What to work on
Look through the records below, and copy out every line that holds the string "Configuration".
══ Supplied data ══
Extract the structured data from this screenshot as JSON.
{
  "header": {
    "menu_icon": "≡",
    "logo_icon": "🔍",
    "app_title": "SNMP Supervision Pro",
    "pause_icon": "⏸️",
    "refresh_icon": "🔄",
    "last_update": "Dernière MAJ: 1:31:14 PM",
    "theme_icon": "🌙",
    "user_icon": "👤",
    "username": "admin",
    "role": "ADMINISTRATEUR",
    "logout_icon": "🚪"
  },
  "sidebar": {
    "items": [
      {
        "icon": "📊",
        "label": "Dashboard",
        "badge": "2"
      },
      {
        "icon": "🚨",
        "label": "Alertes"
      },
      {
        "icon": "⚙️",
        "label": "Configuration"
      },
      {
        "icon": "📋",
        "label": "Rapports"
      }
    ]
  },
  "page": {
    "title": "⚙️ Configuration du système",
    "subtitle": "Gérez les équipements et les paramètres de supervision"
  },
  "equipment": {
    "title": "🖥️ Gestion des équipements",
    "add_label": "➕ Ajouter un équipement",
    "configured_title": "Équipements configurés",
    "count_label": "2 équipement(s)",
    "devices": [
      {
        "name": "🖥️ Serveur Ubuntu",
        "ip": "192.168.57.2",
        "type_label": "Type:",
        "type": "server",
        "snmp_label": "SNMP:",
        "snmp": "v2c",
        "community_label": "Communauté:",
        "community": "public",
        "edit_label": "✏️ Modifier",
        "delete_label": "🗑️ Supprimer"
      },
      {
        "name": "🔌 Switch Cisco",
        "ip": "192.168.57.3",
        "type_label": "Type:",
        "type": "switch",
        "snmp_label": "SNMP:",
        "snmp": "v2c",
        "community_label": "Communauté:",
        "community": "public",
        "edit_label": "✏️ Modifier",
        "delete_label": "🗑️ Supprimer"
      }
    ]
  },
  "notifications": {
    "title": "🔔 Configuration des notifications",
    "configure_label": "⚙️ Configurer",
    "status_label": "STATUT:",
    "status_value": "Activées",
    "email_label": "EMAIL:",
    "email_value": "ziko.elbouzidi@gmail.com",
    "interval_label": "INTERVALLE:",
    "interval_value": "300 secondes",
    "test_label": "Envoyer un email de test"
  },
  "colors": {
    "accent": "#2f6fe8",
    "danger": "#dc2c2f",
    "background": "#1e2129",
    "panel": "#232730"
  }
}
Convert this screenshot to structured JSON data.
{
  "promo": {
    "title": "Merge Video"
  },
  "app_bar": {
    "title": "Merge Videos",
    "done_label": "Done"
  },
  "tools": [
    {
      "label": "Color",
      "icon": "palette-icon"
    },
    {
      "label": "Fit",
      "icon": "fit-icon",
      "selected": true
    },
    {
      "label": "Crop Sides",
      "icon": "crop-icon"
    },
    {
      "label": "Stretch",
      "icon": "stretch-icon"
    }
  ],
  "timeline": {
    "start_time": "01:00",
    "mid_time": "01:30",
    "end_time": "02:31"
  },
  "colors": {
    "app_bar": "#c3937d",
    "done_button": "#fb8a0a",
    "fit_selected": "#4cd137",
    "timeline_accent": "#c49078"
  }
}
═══
Problem solution
        "label": "Configuration"
    "title": "⚙️ Configuration du système",
    "title": "🔔 Configuration des notifications",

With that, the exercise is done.